#### Instructions to follow:
For every record below, write out an exact copy.

================================

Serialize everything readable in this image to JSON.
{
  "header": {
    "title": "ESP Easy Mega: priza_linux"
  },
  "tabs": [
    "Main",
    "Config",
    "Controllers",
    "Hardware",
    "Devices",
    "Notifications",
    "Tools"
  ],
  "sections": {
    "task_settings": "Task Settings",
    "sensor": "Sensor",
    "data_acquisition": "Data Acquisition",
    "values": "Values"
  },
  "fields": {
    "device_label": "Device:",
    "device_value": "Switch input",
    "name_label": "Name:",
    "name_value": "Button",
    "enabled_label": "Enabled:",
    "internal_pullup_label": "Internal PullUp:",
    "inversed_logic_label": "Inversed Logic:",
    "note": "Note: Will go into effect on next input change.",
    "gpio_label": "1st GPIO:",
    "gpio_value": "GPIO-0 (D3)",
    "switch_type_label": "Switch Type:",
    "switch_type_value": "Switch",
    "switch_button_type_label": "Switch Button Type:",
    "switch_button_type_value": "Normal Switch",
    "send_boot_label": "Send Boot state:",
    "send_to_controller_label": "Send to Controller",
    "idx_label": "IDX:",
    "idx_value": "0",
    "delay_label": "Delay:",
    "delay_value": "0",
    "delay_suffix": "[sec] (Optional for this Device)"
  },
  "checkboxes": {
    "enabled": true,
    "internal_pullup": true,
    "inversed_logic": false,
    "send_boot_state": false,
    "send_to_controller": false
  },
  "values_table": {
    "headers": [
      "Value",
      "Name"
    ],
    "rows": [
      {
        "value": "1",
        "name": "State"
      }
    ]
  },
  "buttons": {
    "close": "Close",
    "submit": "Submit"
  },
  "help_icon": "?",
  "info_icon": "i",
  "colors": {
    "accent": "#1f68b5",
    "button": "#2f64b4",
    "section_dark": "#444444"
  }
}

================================

#### Task solution:
Serialize everything readable in this image to JSON.
{
  "header": {
    "title": "ESP Easy Mega: priza_linux"
  },
  "tabs": [
    "Main",
    "Config",
    "Controllers",
    "Hardware",
    "Devices",
    "Notifications",
    "Tools"
  ],
  "sections": {
    "task_settings": "Task Settings",
    "sensor": "Sensor",
    "data_acquisition": "Data Acquisition",
    "values": "Values"
  },
  "fields": {
    "device_label": "Device:",
    "device_value": "Switch input",
    "name_label": "Name:",
    "name_value": "Button",
    "enabled_label": "Enabled:",
    "internal_pullup_label": "Internal PullUp:",
    "inversed_logic_label": "Inversed Logic:",
    "note": "Note: Will go into effect on next input change.",
    "gpio_label": "1st GPIO:",
    "gpio_value": "GPIO-0 (D3)",
    "switch_type_label": "Switch Type:",
    "switch_type_value": "Switch",
    "switch_button_type_label": "Switch Button Type:",
    "switch_button_type_value": "Normal Switch",
    "send_boot_label": "Send Boot state:",
    "send_to_controller_label": "Send to Controller",
    "idx_label": "IDX:",
    "idx_value": "0",
    "delay_label": "Delay:",
    "delay_value": "0",
    "delay_suffix": "[sec] (Optional for this Device)"
  },
  "checkboxes": {
    "enabled": true,
    "internal_pullup": true,
    "inversed_logic": false,
    "send_boot_state": false,
    "send_to_controller": false
  },
  "values_table": {
    "headers": [
      "Value",
      "Name"
    ],
    "rows": [
      {
        "value": "1",
        "name": "State"
      }
    ]
  },
  "buttons": {
    "close": "Close",
    "submit": "Submit"
  },
  "help_icon": "?",
  "info_icon": "i",
  "colors": {
    "accent": "#1f68b5",
    "button": "#2f64b4",
    "section_dark": "#444444"
  }
}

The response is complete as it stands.